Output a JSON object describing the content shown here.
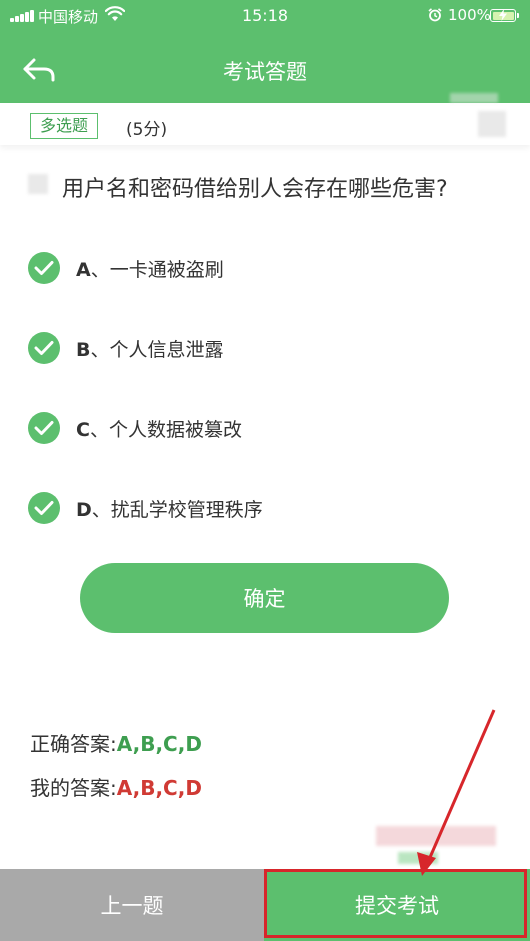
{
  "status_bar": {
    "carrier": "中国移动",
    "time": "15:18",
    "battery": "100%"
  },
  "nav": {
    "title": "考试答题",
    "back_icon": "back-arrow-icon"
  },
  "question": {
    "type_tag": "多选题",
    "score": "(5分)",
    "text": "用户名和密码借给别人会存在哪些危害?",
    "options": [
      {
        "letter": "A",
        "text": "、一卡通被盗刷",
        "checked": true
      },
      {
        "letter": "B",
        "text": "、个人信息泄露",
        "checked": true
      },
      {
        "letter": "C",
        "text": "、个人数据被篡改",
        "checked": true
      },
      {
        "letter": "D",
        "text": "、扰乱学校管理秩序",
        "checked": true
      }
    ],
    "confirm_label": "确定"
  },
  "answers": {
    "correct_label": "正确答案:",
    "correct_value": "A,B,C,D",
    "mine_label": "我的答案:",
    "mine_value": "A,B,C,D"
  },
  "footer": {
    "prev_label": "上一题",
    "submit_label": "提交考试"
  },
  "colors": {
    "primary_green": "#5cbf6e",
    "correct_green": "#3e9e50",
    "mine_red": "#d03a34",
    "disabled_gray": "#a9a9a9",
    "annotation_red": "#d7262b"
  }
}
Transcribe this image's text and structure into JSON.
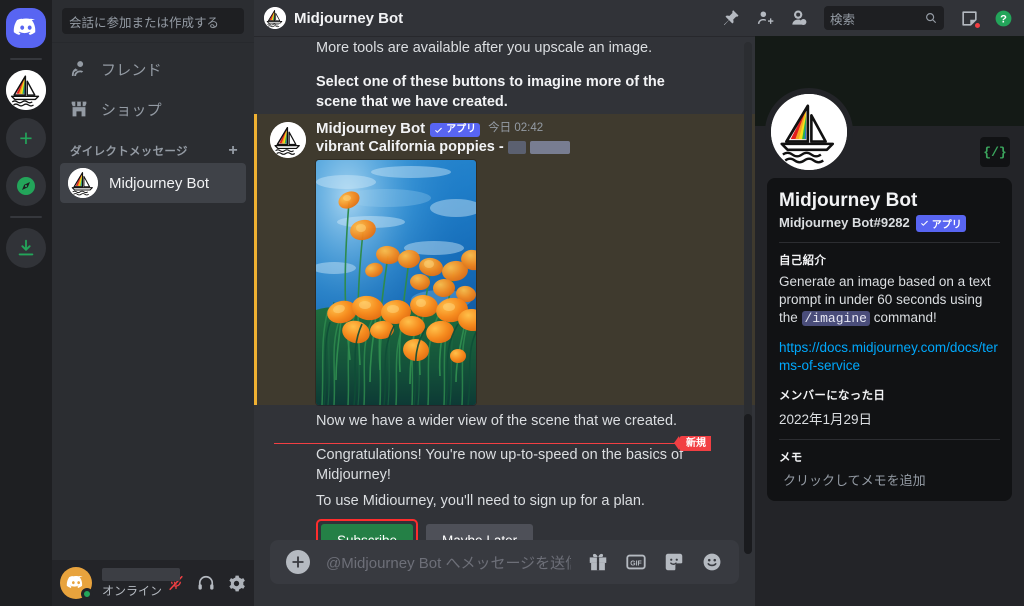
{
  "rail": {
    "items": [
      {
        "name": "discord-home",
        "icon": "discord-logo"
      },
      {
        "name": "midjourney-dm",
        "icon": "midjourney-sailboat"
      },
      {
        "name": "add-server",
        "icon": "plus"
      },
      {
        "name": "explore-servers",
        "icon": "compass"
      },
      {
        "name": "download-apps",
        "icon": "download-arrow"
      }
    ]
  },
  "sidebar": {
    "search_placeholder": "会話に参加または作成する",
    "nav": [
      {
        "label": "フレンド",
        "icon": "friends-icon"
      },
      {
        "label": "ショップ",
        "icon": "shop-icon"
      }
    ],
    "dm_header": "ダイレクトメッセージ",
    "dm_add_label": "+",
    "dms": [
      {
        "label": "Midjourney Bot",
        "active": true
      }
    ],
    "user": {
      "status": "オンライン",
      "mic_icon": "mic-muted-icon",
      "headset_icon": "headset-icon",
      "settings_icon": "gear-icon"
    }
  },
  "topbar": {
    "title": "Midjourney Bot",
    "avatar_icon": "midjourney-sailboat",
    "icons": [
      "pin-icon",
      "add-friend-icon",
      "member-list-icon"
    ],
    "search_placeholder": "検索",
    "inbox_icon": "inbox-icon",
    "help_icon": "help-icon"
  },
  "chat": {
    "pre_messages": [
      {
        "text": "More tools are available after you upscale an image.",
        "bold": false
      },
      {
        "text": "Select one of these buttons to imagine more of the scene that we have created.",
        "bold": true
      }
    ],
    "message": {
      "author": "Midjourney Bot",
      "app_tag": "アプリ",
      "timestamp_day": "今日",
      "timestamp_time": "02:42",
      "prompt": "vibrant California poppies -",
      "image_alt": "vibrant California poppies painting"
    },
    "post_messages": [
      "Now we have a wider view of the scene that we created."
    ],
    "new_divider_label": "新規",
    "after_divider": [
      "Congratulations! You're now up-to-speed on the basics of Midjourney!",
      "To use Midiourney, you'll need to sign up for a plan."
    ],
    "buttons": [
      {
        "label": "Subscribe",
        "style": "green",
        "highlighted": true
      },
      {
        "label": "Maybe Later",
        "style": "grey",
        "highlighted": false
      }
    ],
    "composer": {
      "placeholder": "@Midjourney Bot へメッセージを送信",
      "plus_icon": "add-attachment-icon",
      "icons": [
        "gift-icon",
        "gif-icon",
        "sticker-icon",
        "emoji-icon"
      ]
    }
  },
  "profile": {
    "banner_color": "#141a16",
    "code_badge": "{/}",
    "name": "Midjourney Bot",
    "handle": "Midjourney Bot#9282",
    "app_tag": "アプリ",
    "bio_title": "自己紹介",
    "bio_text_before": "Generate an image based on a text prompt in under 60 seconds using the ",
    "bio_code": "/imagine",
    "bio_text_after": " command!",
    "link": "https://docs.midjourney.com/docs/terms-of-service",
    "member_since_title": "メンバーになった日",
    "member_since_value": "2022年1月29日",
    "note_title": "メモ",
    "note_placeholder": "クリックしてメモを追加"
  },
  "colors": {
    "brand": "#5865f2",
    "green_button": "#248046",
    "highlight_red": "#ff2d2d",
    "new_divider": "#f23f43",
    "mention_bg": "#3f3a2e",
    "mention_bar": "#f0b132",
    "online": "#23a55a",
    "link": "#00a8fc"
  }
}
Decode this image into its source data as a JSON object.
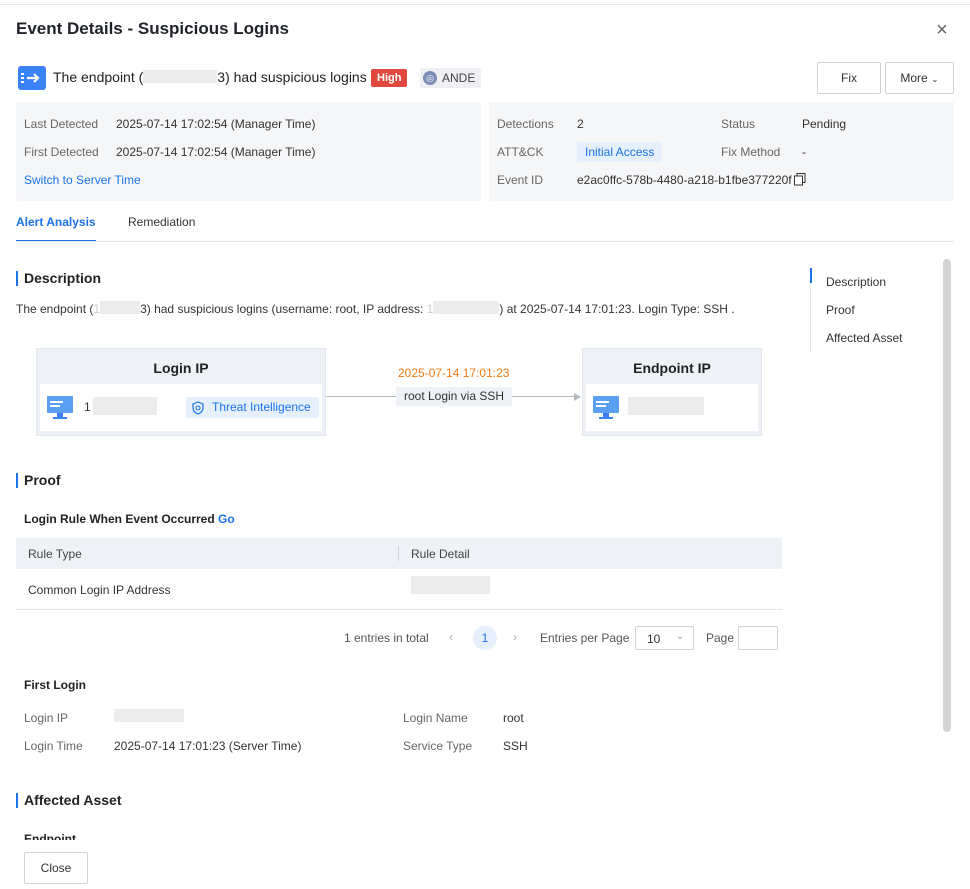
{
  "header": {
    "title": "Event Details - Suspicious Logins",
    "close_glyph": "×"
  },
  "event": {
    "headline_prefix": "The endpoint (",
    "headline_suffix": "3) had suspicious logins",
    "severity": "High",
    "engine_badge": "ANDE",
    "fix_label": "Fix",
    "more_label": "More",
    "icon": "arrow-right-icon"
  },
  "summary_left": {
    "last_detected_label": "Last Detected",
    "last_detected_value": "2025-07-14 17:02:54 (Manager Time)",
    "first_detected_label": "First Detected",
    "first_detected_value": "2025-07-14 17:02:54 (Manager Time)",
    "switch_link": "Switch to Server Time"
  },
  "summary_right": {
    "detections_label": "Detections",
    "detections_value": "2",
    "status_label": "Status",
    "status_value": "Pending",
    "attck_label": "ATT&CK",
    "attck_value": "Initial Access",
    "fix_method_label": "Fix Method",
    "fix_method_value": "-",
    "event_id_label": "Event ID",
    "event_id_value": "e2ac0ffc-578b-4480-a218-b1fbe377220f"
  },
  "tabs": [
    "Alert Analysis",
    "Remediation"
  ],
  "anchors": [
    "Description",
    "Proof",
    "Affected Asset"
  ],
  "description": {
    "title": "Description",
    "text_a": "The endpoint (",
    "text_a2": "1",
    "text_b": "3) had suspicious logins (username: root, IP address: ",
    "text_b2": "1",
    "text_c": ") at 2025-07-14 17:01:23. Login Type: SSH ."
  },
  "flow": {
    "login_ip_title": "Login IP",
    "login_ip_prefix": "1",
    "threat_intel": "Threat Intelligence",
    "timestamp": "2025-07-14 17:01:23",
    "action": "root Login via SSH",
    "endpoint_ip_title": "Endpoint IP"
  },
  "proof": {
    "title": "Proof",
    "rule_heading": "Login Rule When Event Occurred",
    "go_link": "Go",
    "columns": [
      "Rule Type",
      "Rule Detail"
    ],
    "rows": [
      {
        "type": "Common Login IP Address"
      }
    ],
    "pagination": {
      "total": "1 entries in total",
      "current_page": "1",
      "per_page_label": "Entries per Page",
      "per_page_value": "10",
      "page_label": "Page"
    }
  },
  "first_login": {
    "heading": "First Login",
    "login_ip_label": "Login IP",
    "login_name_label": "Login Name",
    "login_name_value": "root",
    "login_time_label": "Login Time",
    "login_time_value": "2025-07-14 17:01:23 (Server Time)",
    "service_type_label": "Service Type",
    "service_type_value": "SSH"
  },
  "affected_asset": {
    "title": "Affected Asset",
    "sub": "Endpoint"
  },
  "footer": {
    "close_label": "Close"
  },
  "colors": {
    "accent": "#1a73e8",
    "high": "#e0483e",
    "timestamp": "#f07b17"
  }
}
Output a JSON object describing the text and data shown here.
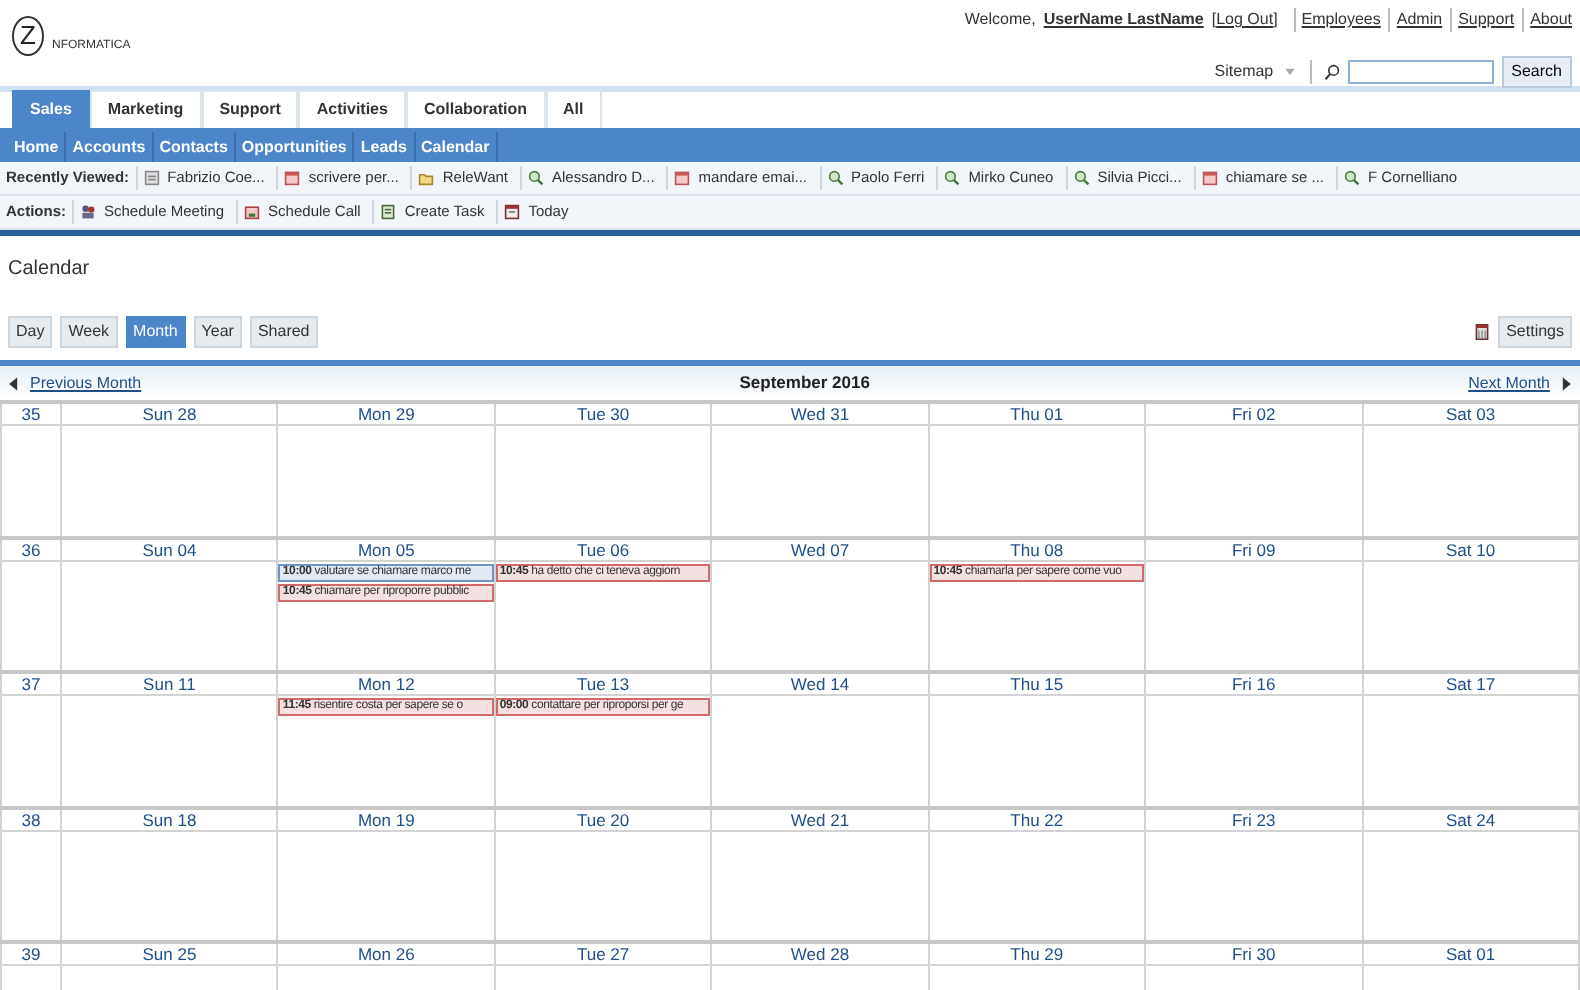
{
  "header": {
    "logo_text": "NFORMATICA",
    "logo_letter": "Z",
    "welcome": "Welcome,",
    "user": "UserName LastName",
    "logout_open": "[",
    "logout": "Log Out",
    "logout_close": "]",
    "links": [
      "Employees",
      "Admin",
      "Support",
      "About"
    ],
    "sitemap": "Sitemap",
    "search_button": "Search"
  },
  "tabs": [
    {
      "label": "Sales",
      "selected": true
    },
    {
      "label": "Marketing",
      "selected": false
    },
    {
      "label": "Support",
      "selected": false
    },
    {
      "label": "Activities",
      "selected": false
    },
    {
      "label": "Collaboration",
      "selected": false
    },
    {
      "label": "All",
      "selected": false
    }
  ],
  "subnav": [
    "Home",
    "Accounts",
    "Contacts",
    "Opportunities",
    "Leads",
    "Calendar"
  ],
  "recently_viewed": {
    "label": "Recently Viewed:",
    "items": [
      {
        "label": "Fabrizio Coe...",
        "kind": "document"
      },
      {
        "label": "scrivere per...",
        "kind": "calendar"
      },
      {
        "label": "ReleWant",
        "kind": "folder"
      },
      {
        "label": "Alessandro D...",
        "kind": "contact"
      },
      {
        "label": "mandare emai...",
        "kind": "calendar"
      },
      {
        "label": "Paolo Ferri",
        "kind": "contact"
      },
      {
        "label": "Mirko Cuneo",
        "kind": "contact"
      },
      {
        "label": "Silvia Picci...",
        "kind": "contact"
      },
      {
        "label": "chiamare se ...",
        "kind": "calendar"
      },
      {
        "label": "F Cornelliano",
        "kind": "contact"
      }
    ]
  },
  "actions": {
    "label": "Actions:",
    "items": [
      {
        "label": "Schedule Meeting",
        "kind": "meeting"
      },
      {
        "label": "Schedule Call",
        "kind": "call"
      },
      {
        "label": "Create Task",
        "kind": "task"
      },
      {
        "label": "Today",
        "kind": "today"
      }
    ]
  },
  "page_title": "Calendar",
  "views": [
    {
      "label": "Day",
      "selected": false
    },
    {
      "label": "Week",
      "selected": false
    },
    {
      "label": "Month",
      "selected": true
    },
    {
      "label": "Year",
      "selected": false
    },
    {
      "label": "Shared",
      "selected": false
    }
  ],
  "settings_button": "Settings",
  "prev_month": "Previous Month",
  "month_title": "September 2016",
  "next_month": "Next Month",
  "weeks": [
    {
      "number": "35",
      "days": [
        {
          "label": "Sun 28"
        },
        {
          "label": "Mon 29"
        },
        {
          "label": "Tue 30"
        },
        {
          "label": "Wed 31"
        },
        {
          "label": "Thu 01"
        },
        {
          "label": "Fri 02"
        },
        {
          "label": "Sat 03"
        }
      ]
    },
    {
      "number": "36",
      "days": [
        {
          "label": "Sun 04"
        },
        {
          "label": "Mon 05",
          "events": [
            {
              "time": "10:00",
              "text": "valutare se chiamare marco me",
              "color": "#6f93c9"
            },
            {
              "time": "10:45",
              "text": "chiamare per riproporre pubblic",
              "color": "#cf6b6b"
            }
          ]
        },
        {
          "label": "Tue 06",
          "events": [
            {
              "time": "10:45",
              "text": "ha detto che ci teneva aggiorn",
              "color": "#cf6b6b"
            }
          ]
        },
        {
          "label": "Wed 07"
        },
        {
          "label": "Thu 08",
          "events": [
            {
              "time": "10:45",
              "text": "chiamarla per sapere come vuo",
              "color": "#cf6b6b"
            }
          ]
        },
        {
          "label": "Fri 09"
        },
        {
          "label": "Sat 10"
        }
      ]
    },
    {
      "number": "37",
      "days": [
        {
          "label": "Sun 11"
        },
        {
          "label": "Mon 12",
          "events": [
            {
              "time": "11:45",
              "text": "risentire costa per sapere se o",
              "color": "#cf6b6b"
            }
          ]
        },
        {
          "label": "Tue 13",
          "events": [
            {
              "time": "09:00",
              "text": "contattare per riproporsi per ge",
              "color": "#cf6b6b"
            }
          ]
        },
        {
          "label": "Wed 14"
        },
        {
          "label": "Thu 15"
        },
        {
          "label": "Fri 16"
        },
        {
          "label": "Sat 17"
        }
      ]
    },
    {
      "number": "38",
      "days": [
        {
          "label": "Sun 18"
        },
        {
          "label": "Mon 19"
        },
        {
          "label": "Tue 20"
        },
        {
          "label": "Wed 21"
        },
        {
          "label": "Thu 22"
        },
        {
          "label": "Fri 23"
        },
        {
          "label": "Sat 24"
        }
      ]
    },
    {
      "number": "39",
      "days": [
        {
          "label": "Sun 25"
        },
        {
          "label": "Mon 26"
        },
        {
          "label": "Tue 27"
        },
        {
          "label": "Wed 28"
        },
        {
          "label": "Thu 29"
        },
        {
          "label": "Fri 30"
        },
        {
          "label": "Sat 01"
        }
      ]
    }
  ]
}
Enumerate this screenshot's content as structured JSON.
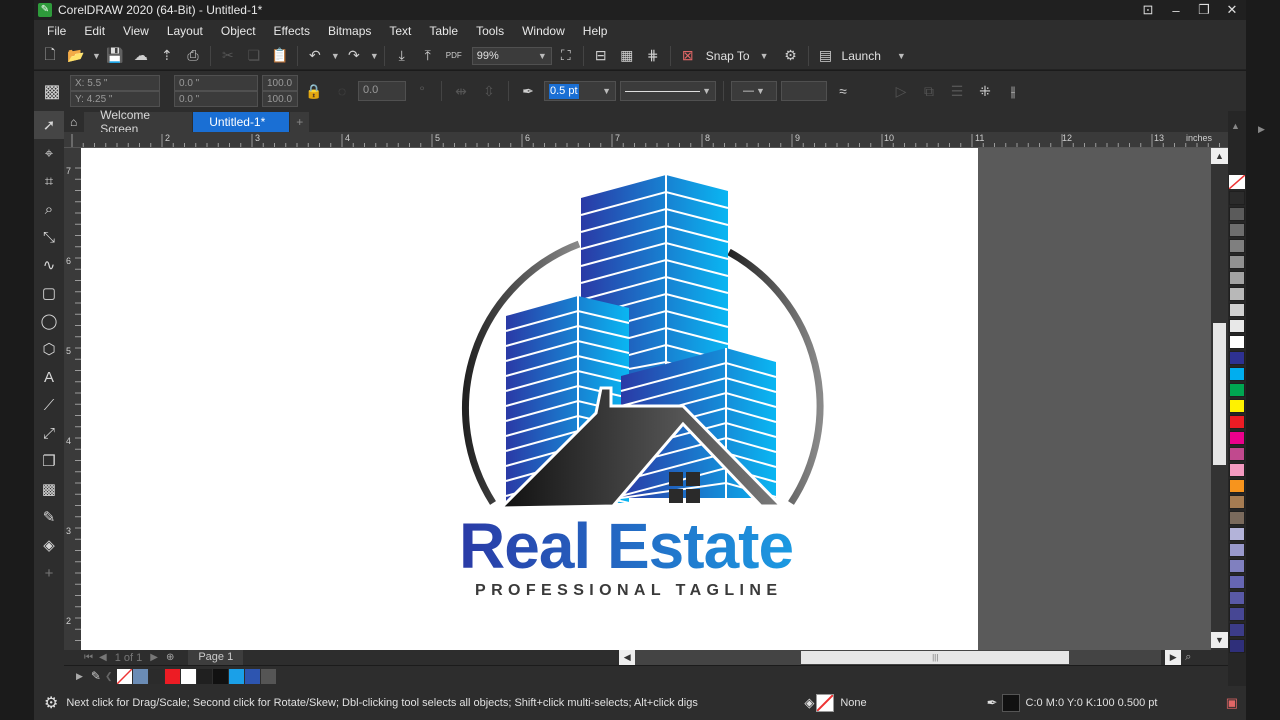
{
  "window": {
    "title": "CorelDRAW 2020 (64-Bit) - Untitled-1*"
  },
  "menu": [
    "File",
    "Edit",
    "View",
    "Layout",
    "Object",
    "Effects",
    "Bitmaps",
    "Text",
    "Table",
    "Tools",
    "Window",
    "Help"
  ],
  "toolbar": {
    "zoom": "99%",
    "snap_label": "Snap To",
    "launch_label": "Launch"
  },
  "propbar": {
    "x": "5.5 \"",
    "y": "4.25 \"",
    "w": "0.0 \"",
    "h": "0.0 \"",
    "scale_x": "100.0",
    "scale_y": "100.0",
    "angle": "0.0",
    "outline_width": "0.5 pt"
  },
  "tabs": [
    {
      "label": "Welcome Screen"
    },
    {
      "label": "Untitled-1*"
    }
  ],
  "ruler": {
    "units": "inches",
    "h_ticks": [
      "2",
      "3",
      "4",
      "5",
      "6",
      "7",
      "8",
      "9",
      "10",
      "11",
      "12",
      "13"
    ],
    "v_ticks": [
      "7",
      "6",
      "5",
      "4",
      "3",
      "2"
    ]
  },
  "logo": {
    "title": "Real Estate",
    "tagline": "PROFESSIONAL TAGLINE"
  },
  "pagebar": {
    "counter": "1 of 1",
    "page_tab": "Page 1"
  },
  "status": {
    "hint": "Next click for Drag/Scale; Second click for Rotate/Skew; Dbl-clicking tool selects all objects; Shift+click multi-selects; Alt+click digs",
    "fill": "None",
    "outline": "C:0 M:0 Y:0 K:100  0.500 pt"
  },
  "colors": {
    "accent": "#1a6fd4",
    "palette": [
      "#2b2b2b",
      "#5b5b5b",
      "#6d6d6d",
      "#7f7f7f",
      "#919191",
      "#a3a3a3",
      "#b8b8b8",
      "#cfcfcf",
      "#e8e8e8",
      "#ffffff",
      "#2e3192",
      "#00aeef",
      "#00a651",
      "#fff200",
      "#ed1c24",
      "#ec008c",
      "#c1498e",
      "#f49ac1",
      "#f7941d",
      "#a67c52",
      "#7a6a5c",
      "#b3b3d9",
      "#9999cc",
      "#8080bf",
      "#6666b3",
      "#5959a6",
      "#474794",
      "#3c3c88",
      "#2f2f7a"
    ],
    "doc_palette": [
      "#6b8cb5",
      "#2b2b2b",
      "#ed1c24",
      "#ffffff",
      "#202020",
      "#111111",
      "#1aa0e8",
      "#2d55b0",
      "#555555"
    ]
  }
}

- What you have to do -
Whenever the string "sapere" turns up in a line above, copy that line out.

- The completed task -
              "text": "chiamarla per sapere come vuo",
              "text": "risentire costa per sapere se o",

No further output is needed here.